"You're not bringing tourists in to gamble, it's the local residents who are going to gamble and lose. Then the families are going to suffer, the communities are going to suffer," said Bedell.
Beyond her group's moral objections, Bedell says video gaming just won't pay off.
"The cost is too high, there's more than enough opportunities to gamble in Illinois. They've done studies they found that when you put these machines in neighborhoods you get less money and more problems," Bedell added.
Sam Al-Khayyat owns Mariah's restaurant, he is one of many who have applied for the gaming license.
"Does it increase the crime? I can't answer that right now, but I don't think it will in my opinion," said Al-Khayyat.
"It's going to add more revenue definitely, because people will have more than just food and beer. They will have something to do for a couple of hours. It will keep them in my bar for two more hours," said Al-Khayyat.
Ward 6 Alderman Cory Jobe says the city will get a chunk of what video gaming machines bring in.

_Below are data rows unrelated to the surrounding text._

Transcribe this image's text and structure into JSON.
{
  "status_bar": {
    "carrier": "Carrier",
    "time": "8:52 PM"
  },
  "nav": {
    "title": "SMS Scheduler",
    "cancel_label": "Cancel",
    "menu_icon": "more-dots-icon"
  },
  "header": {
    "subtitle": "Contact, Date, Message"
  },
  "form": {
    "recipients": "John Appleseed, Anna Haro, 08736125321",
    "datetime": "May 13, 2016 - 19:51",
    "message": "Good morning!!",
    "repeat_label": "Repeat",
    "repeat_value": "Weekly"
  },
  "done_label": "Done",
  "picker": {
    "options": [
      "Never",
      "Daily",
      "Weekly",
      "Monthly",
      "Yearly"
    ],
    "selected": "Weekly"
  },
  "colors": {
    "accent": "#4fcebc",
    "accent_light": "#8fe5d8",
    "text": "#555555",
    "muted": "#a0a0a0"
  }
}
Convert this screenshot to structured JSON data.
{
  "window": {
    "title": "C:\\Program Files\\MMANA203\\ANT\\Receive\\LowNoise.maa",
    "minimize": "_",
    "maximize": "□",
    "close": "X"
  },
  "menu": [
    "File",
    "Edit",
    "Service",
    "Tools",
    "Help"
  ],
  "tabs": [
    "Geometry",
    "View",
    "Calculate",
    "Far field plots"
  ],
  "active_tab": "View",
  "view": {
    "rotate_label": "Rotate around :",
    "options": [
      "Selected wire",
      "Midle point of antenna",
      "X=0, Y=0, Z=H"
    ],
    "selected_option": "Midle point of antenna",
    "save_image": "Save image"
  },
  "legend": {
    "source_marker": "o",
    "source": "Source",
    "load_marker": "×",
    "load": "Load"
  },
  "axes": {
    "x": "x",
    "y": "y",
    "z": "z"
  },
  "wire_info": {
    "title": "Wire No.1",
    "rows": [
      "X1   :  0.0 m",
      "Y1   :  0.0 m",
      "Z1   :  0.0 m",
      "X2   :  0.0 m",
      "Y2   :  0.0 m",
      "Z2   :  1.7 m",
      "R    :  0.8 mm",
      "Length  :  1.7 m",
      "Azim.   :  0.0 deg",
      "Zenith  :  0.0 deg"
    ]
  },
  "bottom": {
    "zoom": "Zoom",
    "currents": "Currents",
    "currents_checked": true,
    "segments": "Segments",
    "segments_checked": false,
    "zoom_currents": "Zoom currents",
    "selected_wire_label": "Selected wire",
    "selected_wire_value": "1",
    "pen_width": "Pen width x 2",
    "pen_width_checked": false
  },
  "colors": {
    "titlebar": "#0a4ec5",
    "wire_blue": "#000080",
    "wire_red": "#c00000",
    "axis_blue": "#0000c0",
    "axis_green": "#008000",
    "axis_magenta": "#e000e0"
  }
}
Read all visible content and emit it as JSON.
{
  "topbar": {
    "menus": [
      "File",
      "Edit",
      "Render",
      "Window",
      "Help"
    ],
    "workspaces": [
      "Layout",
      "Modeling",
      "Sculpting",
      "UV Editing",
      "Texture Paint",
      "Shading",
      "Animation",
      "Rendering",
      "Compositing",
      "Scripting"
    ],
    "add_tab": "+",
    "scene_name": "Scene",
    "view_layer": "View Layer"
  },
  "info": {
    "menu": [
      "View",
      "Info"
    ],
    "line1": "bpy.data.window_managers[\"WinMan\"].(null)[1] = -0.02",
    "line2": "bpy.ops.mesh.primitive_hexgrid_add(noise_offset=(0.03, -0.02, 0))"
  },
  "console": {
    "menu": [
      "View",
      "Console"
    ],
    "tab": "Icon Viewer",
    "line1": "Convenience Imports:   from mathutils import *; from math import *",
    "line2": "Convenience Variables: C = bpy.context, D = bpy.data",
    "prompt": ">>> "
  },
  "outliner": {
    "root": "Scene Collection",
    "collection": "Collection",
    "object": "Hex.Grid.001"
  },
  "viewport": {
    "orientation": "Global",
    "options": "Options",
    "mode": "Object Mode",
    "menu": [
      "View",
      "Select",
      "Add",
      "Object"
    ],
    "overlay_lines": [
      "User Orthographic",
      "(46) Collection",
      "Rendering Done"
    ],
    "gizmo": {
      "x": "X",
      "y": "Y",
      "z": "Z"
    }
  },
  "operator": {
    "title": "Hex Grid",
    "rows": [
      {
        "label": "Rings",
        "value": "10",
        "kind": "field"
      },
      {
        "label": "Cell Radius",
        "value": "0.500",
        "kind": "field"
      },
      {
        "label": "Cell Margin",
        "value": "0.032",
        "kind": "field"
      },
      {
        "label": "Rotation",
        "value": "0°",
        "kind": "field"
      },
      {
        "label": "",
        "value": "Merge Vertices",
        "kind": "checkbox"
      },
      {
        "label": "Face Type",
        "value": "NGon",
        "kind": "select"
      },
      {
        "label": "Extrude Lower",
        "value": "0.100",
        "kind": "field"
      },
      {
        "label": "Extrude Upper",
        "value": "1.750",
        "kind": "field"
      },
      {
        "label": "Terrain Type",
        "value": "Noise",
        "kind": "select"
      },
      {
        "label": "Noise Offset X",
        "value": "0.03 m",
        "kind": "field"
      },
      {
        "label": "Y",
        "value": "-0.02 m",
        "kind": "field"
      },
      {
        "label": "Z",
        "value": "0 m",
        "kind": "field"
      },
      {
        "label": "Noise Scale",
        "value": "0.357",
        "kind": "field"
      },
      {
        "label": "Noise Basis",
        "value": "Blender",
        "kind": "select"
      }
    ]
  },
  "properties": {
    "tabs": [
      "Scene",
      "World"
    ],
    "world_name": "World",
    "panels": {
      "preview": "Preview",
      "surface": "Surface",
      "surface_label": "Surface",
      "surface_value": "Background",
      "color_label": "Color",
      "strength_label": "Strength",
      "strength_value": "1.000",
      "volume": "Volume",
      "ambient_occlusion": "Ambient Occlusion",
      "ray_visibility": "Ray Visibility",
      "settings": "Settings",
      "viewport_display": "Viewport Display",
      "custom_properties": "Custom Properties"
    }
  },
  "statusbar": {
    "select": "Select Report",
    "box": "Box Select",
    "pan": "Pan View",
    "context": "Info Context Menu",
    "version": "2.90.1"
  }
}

"The portion that the city gets will go to a special fund for existing infrastructure projects, street and sidewalk repairs. It's a welcome opportunity to breathe new economic life into an area of the city that needs infrastructure help - the urban core of our community," said Jobe.
Still, opponents say the gamble just isn't worth the price.
"The ones who are going to make the most money are the terminal operators and the establishments. They get 70% of the money the, communities only get a nickel for every dollar lost and the state gets a quarter. It's a losing proposition," said Bedell.
The city is now reviewing license applications. The first video gambling machines could be in Springfield businesses within a few weeks.